Tarah Wright, professor

A day in the life

Tarah Wright, professor

Tarah Wright_Environmental Science

Students come with so many interesting ideas about the world and with a very deep pool of energy. I really feed off their enthusiasm. It’s a privilege to have younger people challenge my thinking. And it’s a joy to watch them grow intellectually.

Looking at the roots of environmental problems

Tarah Wright, professor in the Faculty of Science, teaches classes in the Environmental Sciences program. But don’t think for a minute that’s the beginning and end of her research interests.

Dr. Wright is also cross-appointed in International Development Studies (IDS), the School of Planning, the School for Resource and Environmental Studies, and the College of Sustainability. Such a range of appointments and interests goes hand in hand with her view that “We’ve fragmented and sectoralized ourselves and our thinking on the environment,” and that it’s important to adopt a more holistic way of looking at solving environmental problems.

In her classes, Dr. Wright encourages her students to do that, too. “In the Environmental Decision Making class, we look into the roots of environmental problems past and present, considering how religion, philosophy, economics, culture, and human nature, as well as science, have contributed to them,” she says. “And we look at creating solutions—we really want to empower students to find solutions.”

In fact, Dr. Wright emphasizes “co-developing solutions” with her students. “That’s the most fun part of being an Environmental Science prof,” she says. “The program attracts very driven students, who often come with really interesting ideas I would never have thought of. Engaging with them challenges me to live and think differently.”

Currently, Dr. Wright is heading a pan-Canadian study “looking at university leaders’ understandings of sustainability and the role universities can play in building a sustainable future. We’re interviewing about 260 people from four cohorts: university presidents, facilities management directors, leaders of student unions, and leaders of faculty associations.”

“We’re in the middle of the United Nations Decade of Education for Sustainable Development,” Dr. Wright continues. “Canada has signed on and people say they’re dedicated to it, but no one really knows how universities are addressing this issue. So these interviews will give us a baseline of where university leaders stand.”
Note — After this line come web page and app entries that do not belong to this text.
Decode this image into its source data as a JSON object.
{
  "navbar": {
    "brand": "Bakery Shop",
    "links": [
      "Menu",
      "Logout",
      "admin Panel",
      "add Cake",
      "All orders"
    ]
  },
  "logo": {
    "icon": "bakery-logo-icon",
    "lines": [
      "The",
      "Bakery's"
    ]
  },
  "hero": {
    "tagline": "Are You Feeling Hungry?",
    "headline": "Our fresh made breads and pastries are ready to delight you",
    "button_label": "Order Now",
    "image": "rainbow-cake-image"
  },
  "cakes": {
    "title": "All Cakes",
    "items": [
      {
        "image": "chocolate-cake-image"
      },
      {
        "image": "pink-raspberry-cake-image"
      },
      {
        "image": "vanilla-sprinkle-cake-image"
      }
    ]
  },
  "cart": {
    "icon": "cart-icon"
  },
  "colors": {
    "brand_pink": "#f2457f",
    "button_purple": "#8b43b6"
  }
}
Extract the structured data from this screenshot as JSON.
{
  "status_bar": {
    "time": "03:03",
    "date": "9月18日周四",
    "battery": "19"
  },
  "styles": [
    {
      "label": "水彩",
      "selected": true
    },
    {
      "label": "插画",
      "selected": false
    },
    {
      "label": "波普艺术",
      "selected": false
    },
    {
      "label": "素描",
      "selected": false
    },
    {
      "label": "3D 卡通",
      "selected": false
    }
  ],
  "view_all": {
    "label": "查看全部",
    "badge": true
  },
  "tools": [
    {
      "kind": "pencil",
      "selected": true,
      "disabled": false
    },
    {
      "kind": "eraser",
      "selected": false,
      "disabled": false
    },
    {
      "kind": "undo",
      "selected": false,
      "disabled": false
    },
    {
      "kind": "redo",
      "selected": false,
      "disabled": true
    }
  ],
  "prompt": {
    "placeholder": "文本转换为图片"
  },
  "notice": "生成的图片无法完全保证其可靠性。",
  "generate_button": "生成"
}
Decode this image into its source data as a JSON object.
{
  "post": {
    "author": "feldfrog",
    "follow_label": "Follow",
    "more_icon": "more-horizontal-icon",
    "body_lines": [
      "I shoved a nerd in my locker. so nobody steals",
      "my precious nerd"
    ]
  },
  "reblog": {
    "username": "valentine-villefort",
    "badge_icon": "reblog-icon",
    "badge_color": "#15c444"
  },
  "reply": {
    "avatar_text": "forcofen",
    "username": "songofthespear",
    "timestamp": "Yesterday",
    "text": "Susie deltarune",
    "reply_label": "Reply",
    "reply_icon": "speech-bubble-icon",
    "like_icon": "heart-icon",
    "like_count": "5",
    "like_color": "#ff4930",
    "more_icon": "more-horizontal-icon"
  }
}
She adds with a smile there’s a “more subversive” side to the research. “There’s this idea that if you engage people in discussions about sustainability, they’ll be vectors of change. Many of the people we’re talking with have never thought about these issues before. So we’re hoping that opening people up to engaging with sustainability and the role universities can play will stimulate more discussion.”

And, of course, more holistic solutions.